It is a common belief that misfortune is due to a particular sin. We get what we deserve. This is untrue. Think back to Job. Remember the man born blind. (John 9::1-3) Their affliction had nothing to do with them. Their afflictions were for God’s glory.
The snake jumping out was not a random act. God used this snake to further establish His apostle, Paul. Everyone was sitting around the fire waiting for Paul to swell up and die. But he did not. Nothing happened. The people went from thinking Paul was a murderer to Paul was a god. We judge by prosperity and adversity. In doing so, we deceive ourselves.
The islanders also made a second error. They believed justice was swift. Often God’s justice is slow to arrive. This too is because of God’s mercy. He allows sinners to repent. I thank God daily He does not strike me down when I sin. But He allows me to repent.
Paul shook the snake off and into the fire. Paul had no idea what was going to happen. He knew God had told him he must stand before Caesar. But God had not promised him good health.
Some have said the snake was not poisonous. But that does not fit the narrative. It does not fit the language used. The Greek word translated “creature” is applied to dangerous animals and poisonous snakes. There is no reason to think the islanders’ could not identify the snakes on their island. They would know rather or not it was poisonous. So there is no good reason for us to think the snake was nonvenomous.
When Paul did not die or at least swell up they declare Paul a god. This reminds us of the events in Lystra. (Acts 14:11-20) The people there call both Barnabas and Paul gods. Men tend to think in extremes. They went from murder to god in a short period of time.

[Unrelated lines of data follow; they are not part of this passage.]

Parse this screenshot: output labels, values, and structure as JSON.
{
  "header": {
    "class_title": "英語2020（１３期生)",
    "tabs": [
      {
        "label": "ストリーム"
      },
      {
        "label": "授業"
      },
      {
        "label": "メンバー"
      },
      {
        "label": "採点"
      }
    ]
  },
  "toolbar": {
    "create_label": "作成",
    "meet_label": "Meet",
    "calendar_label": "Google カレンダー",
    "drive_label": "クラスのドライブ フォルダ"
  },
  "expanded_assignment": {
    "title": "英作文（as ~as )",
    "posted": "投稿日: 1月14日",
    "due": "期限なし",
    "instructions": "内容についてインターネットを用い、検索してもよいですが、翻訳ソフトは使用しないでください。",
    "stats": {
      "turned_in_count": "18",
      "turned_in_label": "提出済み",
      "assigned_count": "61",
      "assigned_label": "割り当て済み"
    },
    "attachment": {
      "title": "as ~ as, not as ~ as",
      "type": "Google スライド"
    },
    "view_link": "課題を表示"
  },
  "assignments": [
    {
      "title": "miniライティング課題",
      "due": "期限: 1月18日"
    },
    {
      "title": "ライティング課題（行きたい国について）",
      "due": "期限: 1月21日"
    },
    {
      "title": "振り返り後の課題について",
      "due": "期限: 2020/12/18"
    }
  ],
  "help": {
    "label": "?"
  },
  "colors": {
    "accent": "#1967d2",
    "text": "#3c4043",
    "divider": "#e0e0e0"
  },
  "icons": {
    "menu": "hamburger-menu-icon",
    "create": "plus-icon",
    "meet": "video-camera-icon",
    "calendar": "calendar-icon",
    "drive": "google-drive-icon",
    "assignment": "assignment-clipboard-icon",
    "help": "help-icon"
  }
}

But put yourself in their position. What do they know? They know if a snake bites a man the man dies. But Paul did not die. That violated the know facts. That must mean a snake did not bite a man. But they saw the snake hanging on his hand. They all saw it. It was not an illusion. They all saw it. So it was not a snake. Or it was not venomous. But there it is in the fire. They all saw it was a snake. They could tell what type of snake it was. This was a poisonous snake. They all saw it. But if a snake bits a man the man dies. That leaves only one possibility left. Paul was not a man. If he was not a man what was he? He must be a god.
Do you see the logic? It was all very reasonable. That is the same reasoning men use today. They will state as an undeniable fact, “there is no god.” But they look around and see design everywhere. Design requires a designer. Since there is no god i.e. there is no designer. So there cannot be design. But they see the design. So they conclude they only think they see a design. Because they “know” there is no god. They never question the original premise. it is the original premise that is wrong.
Luke does not tell us how Paul convinced them he was not a god. But it appears he did. Or at least they did not worship Paul.
The island’s chief official’s name was Publius. This is a Roman name and he may have been a Roman citizen. That would explain the hospitably he showed the centurion and the others. They all stayed with Publius for three days.
Publius’ father was sick. He had a fever and dysentery. The Greek words suggest repeated feverish attacks. It is thought the sickness was Malta fever. It is caused by the milk of Maltese goats. Paul went to him, prayed for him, and laid hands on him. As a result, Publius’ father recovered. News spread about Publius’ father’s recovery and so many others came and received healing.
When it came time to leave the islanders loaded the ship with everything they needed.